"The school traces its history back to the 1870s and still uses a "C" for varsity letters, which through 1986 was referred to as the Broken Circle Tribe. In 1894, the successful football team earned the nickname "holy terrors," and so the school adopted the nickname "Terrors." In 1923, the football team won the national championship, the same year that Fred Fink wrote the beloved "Terror Fight Song." Prior to 1945, the school's mascot was a pit bull. In 1945, a Native American student, Don Willis, designed Eaglebeak, a caricature of a fictitious Indian chieftain, beloved and respected by students and faculty alike, and the teams became the Terrors. Despite this, in 1985 a local political hopeful made an issue of racism for political gain, making Palmer one of the very first cases of controversy over an Indian mascot in the United States. This upset the community at large, even rival high schools who understood the respect Eaglebeak was treated with, and the politician lost the election very soundly. Despite the fact that he later publicly apologized to the student body and retracted the charge of racism, the damage was done, Eaglebeak was not to return.
 
About William Palmer

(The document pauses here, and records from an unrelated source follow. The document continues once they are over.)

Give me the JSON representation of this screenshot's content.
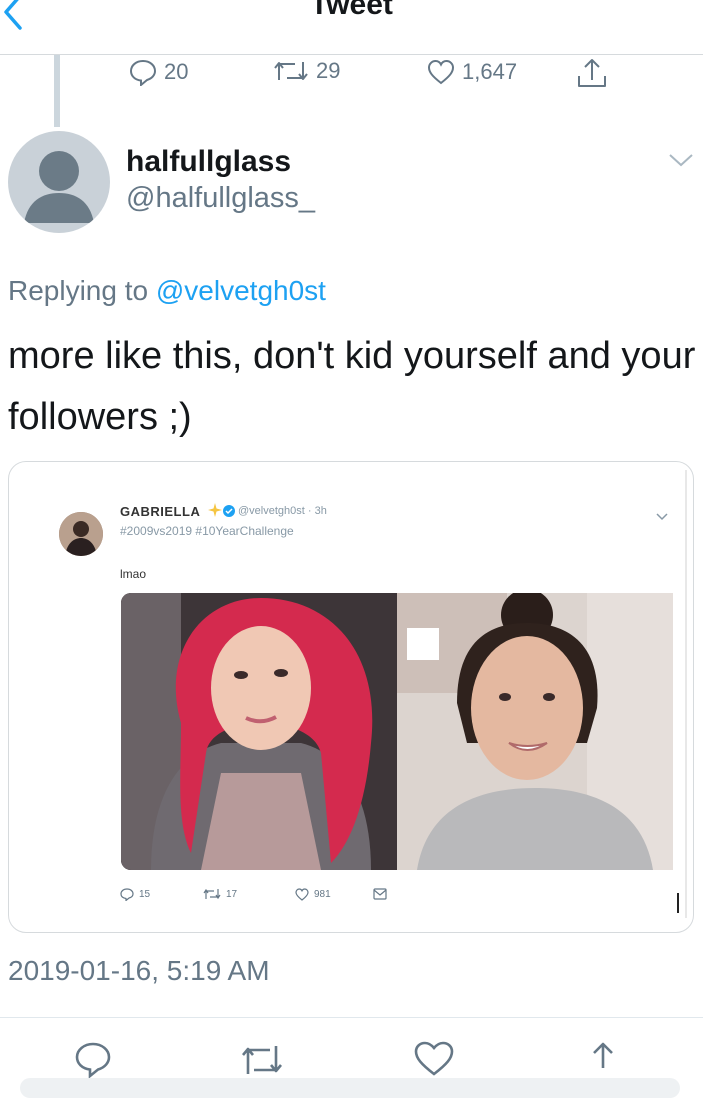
{
  "header": {
    "title": "Tweet"
  },
  "parent_stats": {
    "replies": "20",
    "retweets": "29",
    "likes": "1,647"
  },
  "user": {
    "display_name": "halfullglass",
    "handle": "@halfullglass_"
  },
  "reply": {
    "prefix": "Replying to",
    "to": "@velvetgh0st"
  },
  "tweet": {
    "text": "more like this, don't kid yourself and your followers ;)"
  },
  "embedded": {
    "name": "GABRIELLA",
    "meta": "@velvetgh0st · 3h",
    "hashtags": "#2009vs2019 #10YearChallenge",
    "text": "lmao",
    "replies": "15",
    "retweets": "17",
    "likes": "981"
  },
  "timestamp": "2019-01-16, 5:19 AM",
  "colors": {
    "accent": "#1da1f2",
    "secondary_text": "#657786",
    "divider": "#d6dadd"
  },
  "icons": [
    "back-icon",
    "reply-icon",
    "retweet-icon",
    "like-icon",
    "share-icon",
    "chevron-down-icon",
    "verified-icon",
    "star-icon",
    "avatar-placeholder-icon"
  ]
}
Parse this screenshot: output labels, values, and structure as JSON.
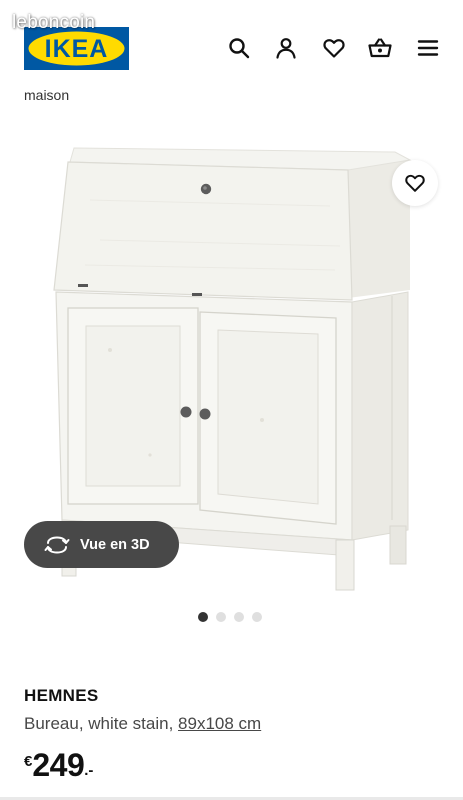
{
  "watermark": {
    "text": "leboncoin"
  },
  "header": {
    "logo_text": "IKEA",
    "icons": [
      "search-icon",
      "user-icon",
      "heart-icon",
      "basket-icon",
      "menu-icon"
    ]
  },
  "peek": {
    "text": "maison"
  },
  "gallery": {
    "view_3d_label": "Vue en 3D",
    "slide_count": 4,
    "active_slide": 1
  },
  "product": {
    "name": "HEMNES",
    "description": "Bureau, white stain, ",
    "dimensions": "89x108 cm",
    "price": {
      "currency": "€",
      "integer": "249",
      "decimal": ".-"
    }
  },
  "colors": {
    "ikea_blue": "#0058a3",
    "ikea_yellow": "#ffdb00",
    "view3d_bg": "#484848",
    "dot_active": "#333333",
    "dot_inactive": "#dfdfdf"
  }
}
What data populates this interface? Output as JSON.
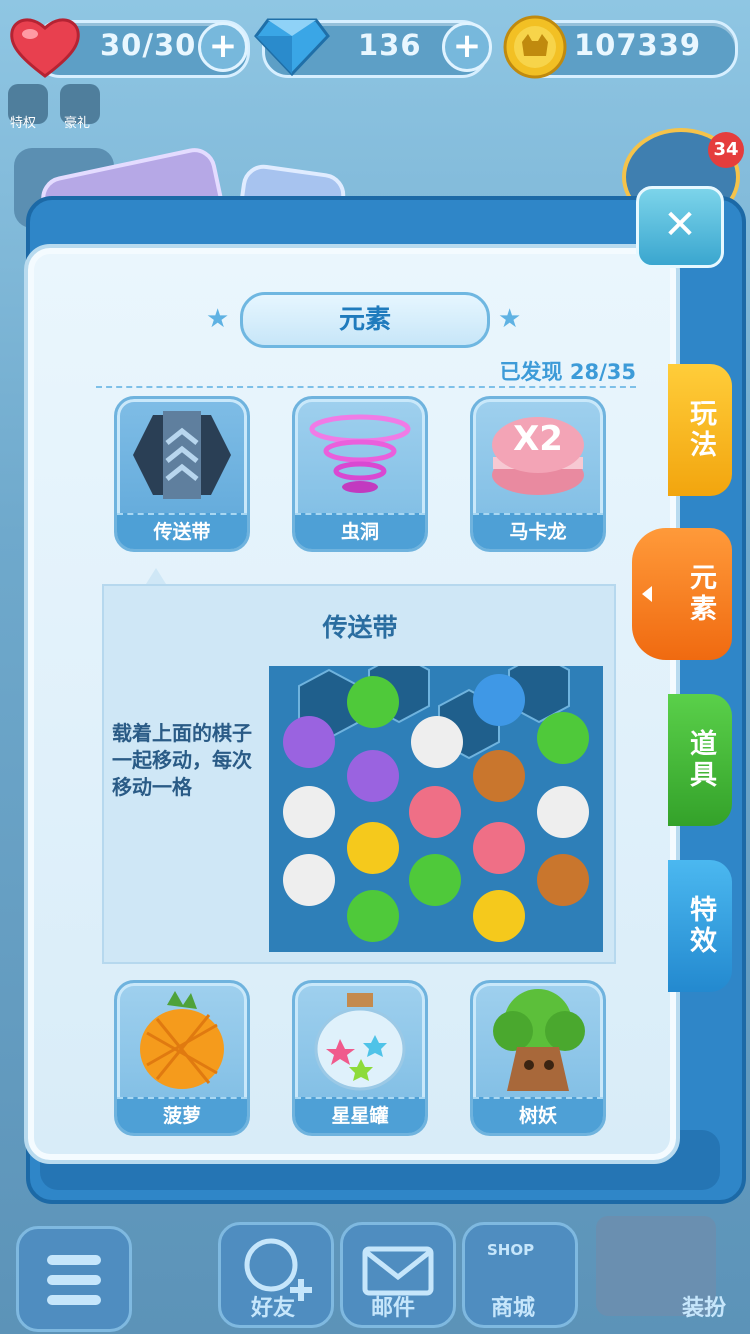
{
  "topbar": {
    "lives": "30/30",
    "gems": "136",
    "coins": "107339",
    "plus_label": "+"
  },
  "side": {
    "privilege_label": "特权",
    "gift_label": "豪礼",
    "badge_count": "34"
  },
  "panel": {
    "close_label": "✕",
    "title": "元素",
    "found_text": "已发现 28/35",
    "elements_top": [
      {
        "label": "传送带",
        "selected": true
      },
      {
        "label": "虫洞"
      },
      {
        "label": "马卡龙"
      }
    ],
    "macaron_mark": "X2",
    "detail": {
      "title": "传送带",
      "description": "载着上面的棋子一起移动，每次移动一格"
    },
    "elements_bottom": [
      {
        "label": "菠萝"
      },
      {
        "label": "星星罐"
      },
      {
        "label": "树妖"
      }
    ]
  },
  "tabs": [
    {
      "label": "玩法",
      "color": "#f7b21e"
    },
    {
      "label": "元素",
      "color": "#f77a1c",
      "selected": true
    },
    {
      "label": "道具",
      "color": "#45b83a"
    },
    {
      "label": "特效",
      "color": "#2f9ee0"
    }
  ],
  "bottom_bar": {
    "friends": "好友",
    "mail": "邮件",
    "shop_sign": "SHOP",
    "shop": "商城",
    "dressup": "装扮"
  },
  "colors": {
    "accent_blue": "#3d9bd8",
    "heart_red": "#e8404f",
    "gem_blue": "#3aa6e6",
    "coin_gold": "#f2c024"
  }
}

William Jackson Palmer (September 17, 1836 - March 13, 1909) was a civil engineer, soldier, and industrialist. He was a Union General during the American Civil War. He also was founder and president of the Denver and Rio Grande Railroad. Palmer founded the City of Colorado Springs, Colorado in 1871, as well as several other communities."

Notable students and alumni include:
Lance Armstrong (graduated elsewhere)
Reggie Jackson- basketball player for the Detroit Pistons of the NBA
Cassandra Peterson- TV cult legend, Elvira, Mistress of the Dark
Chris Fowler- host of ESPN's College Gameday

  • "Student's art battle winds up unifying", Mark Arnest, The Gazette (May 20, 2005)
  • "Class dismissed: Planned Parenthood ejected from District 11 schools", deYoanna, Michael, The Independent (February 24, 2005)
  • Victor Skinner (March 8, 2016). "Colorado school installs 'gender-inclusive' bathroom".
  • http://www.terrortribe.org/phslever/?p=691
  • http://www.krdo.com/news/high-school-creates-genderinclusive-bathroom/38391900
  • http://fox21news.com/2016/03/10/local-high-school-opens-first-gender-inclusive-restroom-for-a-public-school-in-southern-co/
  • John Stirling Fischer (1939). A Builder of the West: The Life of William Jackson Palmer. Caldwell, Idaho: Caxton Printers.